• [WORK TO COMPLETE]:
Where the word "icon" appears in a line below, copy the whole line.

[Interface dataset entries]

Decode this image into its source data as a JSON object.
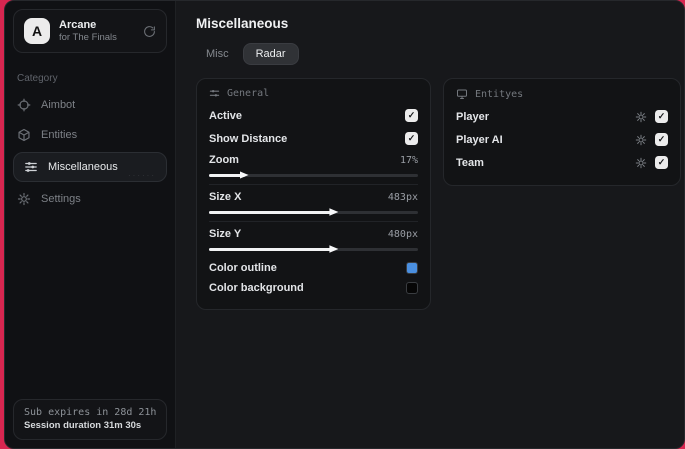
{
  "window": {
    "accent_color": "#d72650"
  },
  "app": {
    "logo_letter": "A",
    "title": "Arcane",
    "subtitle": "for The Finals"
  },
  "sidebar": {
    "category_label": "Category",
    "items": [
      {
        "label": "Aimbot",
        "icon": "crosshair-icon",
        "active": false
      },
      {
        "label": "Entities",
        "icon": "cube-icon",
        "active": false
      },
      {
        "label": "Miscellaneous",
        "icon": "sliders-icon",
        "active": true
      },
      {
        "label": "Settings",
        "icon": "gear-icon",
        "active": false
      }
    ],
    "footer": {
      "sub_line": "Sub expires in 28d 21h",
      "session_line": "Session duration 31m 30s"
    }
  },
  "main": {
    "page_title": "Miscellaneous",
    "tabs": [
      {
        "label": "Misc",
        "active": false
      },
      {
        "label": "Radar",
        "active": true
      }
    ],
    "general_card": {
      "header": "General",
      "toggles": [
        {
          "label": "Active",
          "checked": true
        },
        {
          "label": "Show Distance",
          "checked": true
        }
      ],
      "sliders": [
        {
          "label": "Zoom",
          "value": "17%",
          "percent": 17
        },
        {
          "label": "Size X",
          "value": "483px",
          "percent": 60
        },
        {
          "label": "Size Y",
          "value": "480px",
          "percent": 60
        }
      ],
      "colors": [
        {
          "label": "Color outline",
          "swatch": "#4a8fe0"
        },
        {
          "label": "Color background",
          "swatch": "#060606"
        }
      ]
    },
    "entities_card": {
      "header": "Entityes",
      "rows": [
        {
          "label": "Player",
          "checked": true
        },
        {
          "label": "Player AI",
          "checked": true
        },
        {
          "label": "Team",
          "checked": true
        }
      ]
    }
  }
}
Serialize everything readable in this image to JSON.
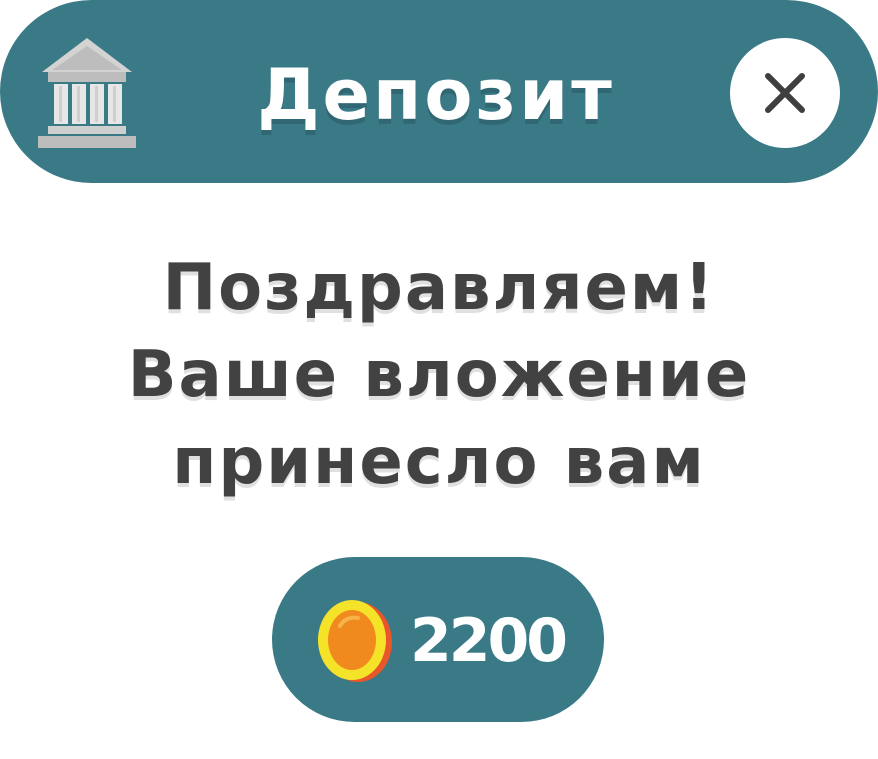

• [TASK RESULT]:
        "icon": "crosshair-icon",
        "icon": "cube-icon",
        "icon": "sliders-icon",
        "icon": "gear-icon",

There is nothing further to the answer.